Our mission statement requires some explanation. The underlying assumption is that in most materials science problems there is a link between "structure", "property" and "function" which needs to be unravelled and exploited. The term "structure" primarily refers to atomic structure, as befits a department of crystallography, though higher levels of structural organisation, such as micro-crystallites, defects, hetereogeneous phase existence, all come within our working definition of "structure". Neither is the term interpreted just in the static sense that marks so many investigations in crystallography, and so "dynamics" has been added to emphasise that variations of structure with time, both minor variations and more major chemical/physical transformations, are very much included. In fact the study of rapidly changing structures, using fast detectors and intense neutron/synchrotron radiation sources, has now become one of the main specialities of the group. Although X-ray/neutron diffraction remains the cornerstone technique of the group, the use of subsidiary techniques such as electron microscopy and computer-modelling are also required in this "all level" approach. Also the materials studied are not restricted to those of immediate industrial interest: any material which can be justifiably called a "functional" material is fair game. This mission has brought about consistent calls from industry to help solve their problems in materials synthesis and in-service performance, and therefore many of the materials inevitably turn out to be micro-crystalline and/or hetereogeneous. One consequence is that powder diffraction, in both static and dynamic modes, has become one of the speciality techniques of the group. Liquid/amorphous materials are also implicated in many of these problems and therefore skills in assessing and modelling non-crystalline structure are also required. This brings us back to Bernal who played such a valuable role in finding ways to describe the dynamic and structural nature of liquids and glasses.
Techniques: Tools of the Trade
As already mentioned, one of the main techniques of a Crystallography department has to be diffraction, and with industrial materials this usually has to be applied in the on}powder diffraction mode. The Industrial Materials Group has built up a state of the art powder diffraction facility which allows powder diffraction patterns to be collected with maximum monochromatisation and resolution, as required for the solution and refinement of atomic structures (the so-called "Rietveld" method), and with rapid speed by using position sensitive detectors to follow in real time any changes in atomic structure and phase transformations. These changes and transformations often result from imposing special temperature/pressure/chemical containment conditions upon the sample in order to mimic the conditions of some particular industrial or preparation process. So special specimen stages have been designed which permit temperatures of between 8 K and 1,500°C and allow the circulation of chosen gases above or through the sample.

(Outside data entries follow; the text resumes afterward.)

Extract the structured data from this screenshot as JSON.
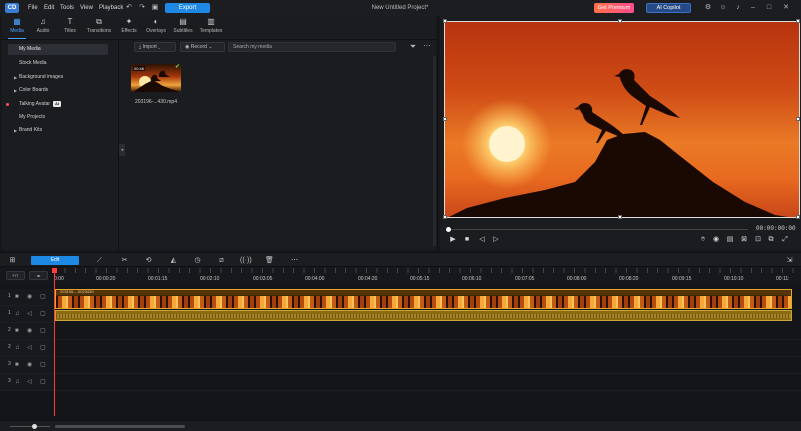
{
  "menu": {
    "app_logo": "CD",
    "items": [
      "File",
      "Edit",
      "Tools",
      "View",
      "Playback"
    ]
  },
  "header": {
    "export_label": "Export",
    "project_title": "New Untitled Project*",
    "premium_label": "Get Premium",
    "copilot_label": "AI Copilot"
  },
  "library": {
    "tabs": [
      {
        "label": "Media",
        "icon": "media-icon"
      },
      {
        "label": "Audio",
        "icon": "music-note-icon"
      },
      {
        "label": "Titles",
        "icon": "title-icon"
      },
      {
        "label": "Transitions",
        "icon": "transitions-icon"
      },
      {
        "label": "Effects",
        "icon": "effects-icon"
      },
      {
        "label": "Overlays",
        "icon": "overlays-icon"
      },
      {
        "label": "Subtitles",
        "icon": "subtitles-icon"
      },
      {
        "label": "Templates",
        "icon": "templates-icon"
      }
    ],
    "sidebar": [
      {
        "label": "My Media"
      },
      {
        "label": "Stock Media"
      },
      {
        "label": "Background images"
      },
      {
        "label": "Color Boards"
      },
      {
        "label": "Talking Avatar"
      },
      {
        "label": "My Projects"
      },
      {
        "label": "Brand Kits"
      }
    ],
    "ai_badge": "AI",
    "import_label": "Import",
    "record_label": "Record",
    "search_placeholder": "Search my media",
    "media_item": {
      "duration": "00:46",
      "name": "203196-...430.mp4"
    }
  },
  "preview": {
    "timecode": "00:00:00:00"
  },
  "timeline": {
    "edit_label": "Edit",
    "zoom_labels": [
      "FIT",
      "◂▸"
    ],
    "ruler": [
      "0:00",
      "00:00:20",
      "00:01:15",
      "00:02:10",
      "00:03:05",
      "00:04:00",
      "00:04:20",
      "00:05:15",
      "00:06:10",
      "00:07:05",
      "00:08:00",
      "00:08:20",
      "00:09:15",
      "00:10:10",
      "00:11:"
    ],
    "tracks": [
      {
        "num": "1",
        "type": "video"
      },
      {
        "num": "1",
        "type": "audio"
      },
      {
        "num": "2",
        "type": "video"
      },
      {
        "num": "2",
        "type": "audio"
      },
      {
        "num": "3",
        "type": "video"
      },
      {
        "num": "3",
        "type": "audio"
      }
    ],
    "clip_name": "203196-...0023430"
  },
  "colors": {
    "accent": "#1e88e5",
    "playhead": "#ff3b3b",
    "clip_border": "#e3a72a"
  }
}
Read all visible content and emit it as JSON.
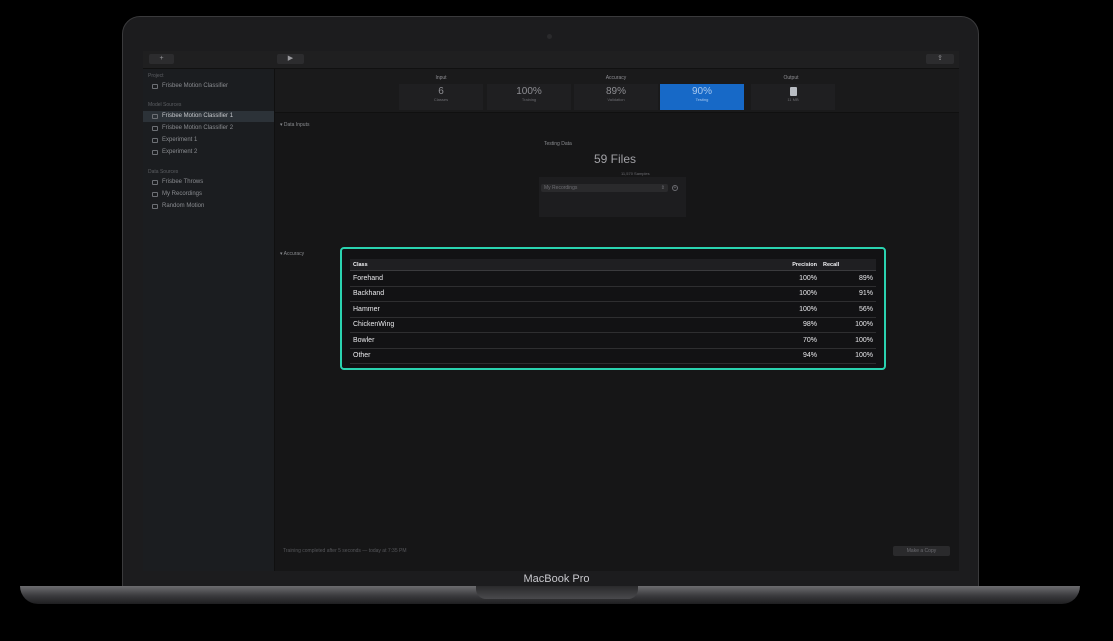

However the ultimate in diffraction is not to be found in the home laboratory but at the very new intense radiation sources provided by Government and International centralised sites. So while our group members use extensive in-house diffraction facilities, they also travel to use synchrotron X-rays (at the Daresbury Synchrotron Radiation Source (SRS), UK and the European Synchrotron Radiation Facility (ESRF), Grenoble, France) and neutron sources (at the Rutherford Appleton Laboratory (RAL) ISIS facility, UK and the Institut Laue Langevin (ILL), Grenoble,). These produce the highest resolution powder diffraction patterns to date, and permit a phenomenal speed of data collection down to the second time scale. Many examples, "world firsts", of their use are to be found in the PhD projects listed and in the selected publications.